▶ [Data provided]:
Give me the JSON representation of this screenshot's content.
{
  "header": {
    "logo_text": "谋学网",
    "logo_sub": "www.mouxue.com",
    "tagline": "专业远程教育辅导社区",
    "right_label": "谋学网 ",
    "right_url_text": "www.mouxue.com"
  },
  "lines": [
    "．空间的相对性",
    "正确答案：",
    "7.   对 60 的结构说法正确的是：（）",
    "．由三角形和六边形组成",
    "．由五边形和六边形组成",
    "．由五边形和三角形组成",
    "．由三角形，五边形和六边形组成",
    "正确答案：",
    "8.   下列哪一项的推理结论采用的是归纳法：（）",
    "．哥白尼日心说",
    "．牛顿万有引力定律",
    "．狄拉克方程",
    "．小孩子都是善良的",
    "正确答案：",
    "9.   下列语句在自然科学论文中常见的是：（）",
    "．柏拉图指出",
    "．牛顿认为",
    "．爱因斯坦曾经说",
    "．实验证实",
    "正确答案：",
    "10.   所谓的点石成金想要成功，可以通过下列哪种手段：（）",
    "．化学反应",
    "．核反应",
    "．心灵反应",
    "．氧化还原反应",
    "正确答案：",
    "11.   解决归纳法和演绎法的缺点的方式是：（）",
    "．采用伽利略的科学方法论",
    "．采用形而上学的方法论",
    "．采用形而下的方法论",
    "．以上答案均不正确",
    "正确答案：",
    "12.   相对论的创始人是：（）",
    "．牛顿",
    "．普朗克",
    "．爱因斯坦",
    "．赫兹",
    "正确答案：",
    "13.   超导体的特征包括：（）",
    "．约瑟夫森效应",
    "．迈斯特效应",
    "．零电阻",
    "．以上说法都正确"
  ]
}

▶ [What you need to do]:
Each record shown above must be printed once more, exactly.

▶ [Exercise output]:
Give me the JSON representation of this screenshot's content.
{
  "header": {
    "logo_text": "谋学网",
    "logo_sub": "www.mouxue.com",
    "tagline": "专业远程教育辅导社区",
    "right_label": "谋学网 ",
    "right_url_text": "www.mouxue.com"
  },
  "lines": [
    "．空间的相对性",
    "正确答案：",
    "7.   对 60 的结构说法正确的是：（）",
    "．由三角形和六边形组成",
    "．由五边形和六边形组成",
    "．由五边形和三角形组成",
    "．由三角形，五边形和六边形组成",
    "正确答案：",
    "8.   下列哪一项的推理结论采用的是归纳法：（）",
    "．哥白尼日心说",
    "．牛顿万有引力定律",
    "．狄拉克方程",
    "．小孩子都是善良的",
    "正确答案：",
    "9.   下列语句在自然科学论文中常见的是：（）",
    "．柏拉图指出",
    "．牛顿认为",
    "．爱因斯坦曾经说",
    "．实验证实",
    "正确答案：",
    "10.   所谓的点石成金想要成功，可以通过下列哪种手段：（）",
    "．化学反应",
    "．核反应",
    "．心灵反应",
    "．氧化还原反应",
    "正确答案：",
    "11.   解决归纳法和演绎法的缺点的方式是：（）",
    "．采用伽利略的科学方法论",
    "．采用形而上学的方法论",
    "．采用形而下的方法论",
    "．以上答案均不正确",
    "正确答案：",
    "12.   相对论的创始人是：（）",
    "．牛顿",
    "．普朗克",
    "．爱因斯坦",
    "．赫兹",
    "正确答案：",
    "13.   超导体的特征包括：（）",
    "．约瑟夫森效应",
    "．迈斯特效应",
    "．零电阻",
    "．以上说法都正确"
  ]
}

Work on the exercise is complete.